The leader of a mutiny in Papua New Guinea on Thursday demanded the governor-general reinstate former Prime Minister Michael Somare and set a seven-day deadline for lawmakers to resolve a constitutional crisis.
The Pacific Island nation has been through a prolonged period of political instability, with incumbent Prime Minister Peter O'Neill taking office late last month after Somare was ruled ineligible to be an MP due to a long illness.
Colonel Yaura Sasa claims to head Papua New Guinea's armed forces after soldiers earlier raided barracks and seized their chief commander.
My task is restoring the integrity and respect of the constitution and the judiciary, Sasa told reporters in the commander's office in Port Moresby's Murray barracks.
I am now calling on the head of state (Governor General Sir Michael Ogio) to immediately implement Sir Michael's post as prime minister.
He said O'Neill must recall parliament and give the nation's 109 members of parliament a seven-day deadline to sort out the constitutional mess.
I have been duly appointed by the government of Sir Michael Somare, he added.
The political crisis has jeopardised its prospects as an investment destination just as U.S. oil giant ExxonMobil develops a $15.7 billion liquefied natural gas plant, the country's biggest-ever resource project.
Twelve to 20 rebel troops raided Taurama barracks in the capital in the early hours of the morning, before moving to the headquarters of the defence forces, Murray Barracks, the ABC and local media reported.
Rebels put Brigadier General Francis Agwi under house arrest and replaced him with Colonel Sasa, a former defence attaché to Indonesia, it added.
There were no immediate reports of violence at the barracks or in the streets of Port Moresby.
I can confirm that there is a mutiny, the deputy editor of the Post-Courier newspaper, Peter Korugl, told Reuters.
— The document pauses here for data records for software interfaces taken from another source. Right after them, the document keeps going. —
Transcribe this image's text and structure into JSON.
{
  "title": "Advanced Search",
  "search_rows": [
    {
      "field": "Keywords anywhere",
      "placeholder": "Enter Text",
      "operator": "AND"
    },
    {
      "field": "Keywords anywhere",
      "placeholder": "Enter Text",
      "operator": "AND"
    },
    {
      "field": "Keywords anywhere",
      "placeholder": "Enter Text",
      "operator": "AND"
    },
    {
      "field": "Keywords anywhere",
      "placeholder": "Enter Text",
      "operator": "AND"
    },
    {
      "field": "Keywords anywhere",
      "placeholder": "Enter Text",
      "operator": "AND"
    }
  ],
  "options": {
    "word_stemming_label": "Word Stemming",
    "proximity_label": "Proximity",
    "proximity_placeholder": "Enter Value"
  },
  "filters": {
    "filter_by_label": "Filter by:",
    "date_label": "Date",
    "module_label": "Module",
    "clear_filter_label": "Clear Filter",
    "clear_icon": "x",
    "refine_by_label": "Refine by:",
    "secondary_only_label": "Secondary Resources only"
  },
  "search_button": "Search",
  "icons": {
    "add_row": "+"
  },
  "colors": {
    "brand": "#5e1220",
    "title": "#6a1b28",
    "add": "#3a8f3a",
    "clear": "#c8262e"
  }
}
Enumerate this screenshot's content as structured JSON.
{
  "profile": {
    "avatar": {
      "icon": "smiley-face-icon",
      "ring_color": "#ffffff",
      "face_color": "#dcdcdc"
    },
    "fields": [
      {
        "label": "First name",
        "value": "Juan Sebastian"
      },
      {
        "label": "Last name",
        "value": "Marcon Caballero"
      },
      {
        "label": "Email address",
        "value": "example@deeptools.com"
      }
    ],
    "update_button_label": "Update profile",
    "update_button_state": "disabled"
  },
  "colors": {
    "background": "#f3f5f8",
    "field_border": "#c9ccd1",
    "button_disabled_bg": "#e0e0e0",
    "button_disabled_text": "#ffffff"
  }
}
Members of the First Pacific Islands Regiment were behind the action, he added.
Neighbouring Australia called for a restoration in the line of command in Papua New Guinea's defence forces.
We urge that the situation be resolved as soon as possible, and that the Papua New Guinea Defence Force chain of command is restored, the foreign ministry said in a statement.
It added, however, that an Australian diplomat had spoken to Agwi since his seizure, lending weight to reports that Papua New Guinea authorities were trying to calm the situation.
Australians in the city were told to limit their travel and exercise a high degree of caution.
Frank Kolma, the editor in chief of The National newspaper in Papua New Guinea, said the rebels were using the phrase 'Operation Protect the Constitution'.
Kolma, who drove past Murray Barracks earlier on Thursday, said that although the city was calm, a large number of cars were parked outside the barracks and few people appeared to be going in or out.
There was no obvious display of firearms, he said.
We hear that the commander has been asked not to leave his house. He is virtually under house arrest at Murray Barracks in the centre of Port Moresby, Kolma told Reuters.
Last month, O'Neill declared victory in the standoff against Somare after the governor general named him the legitimate head of government. The country's civil service, police and army leaders also backed O'Neill, though the ABC speculated that some sections of the army could still be supportive of Somare.
For many Papua New Guineans, the crisis is a contest between the old political guard of Somare -- known as The Chief who led the country to independence -- and O'Neill's administration, which is seen offering a fresh, more open alternative.
Elections are due in June.
(Reporting by Lincoln Feast and Chris McCall; Writing by Mark Bendeich and James Grubel; Editing by Jonathan Thatcher)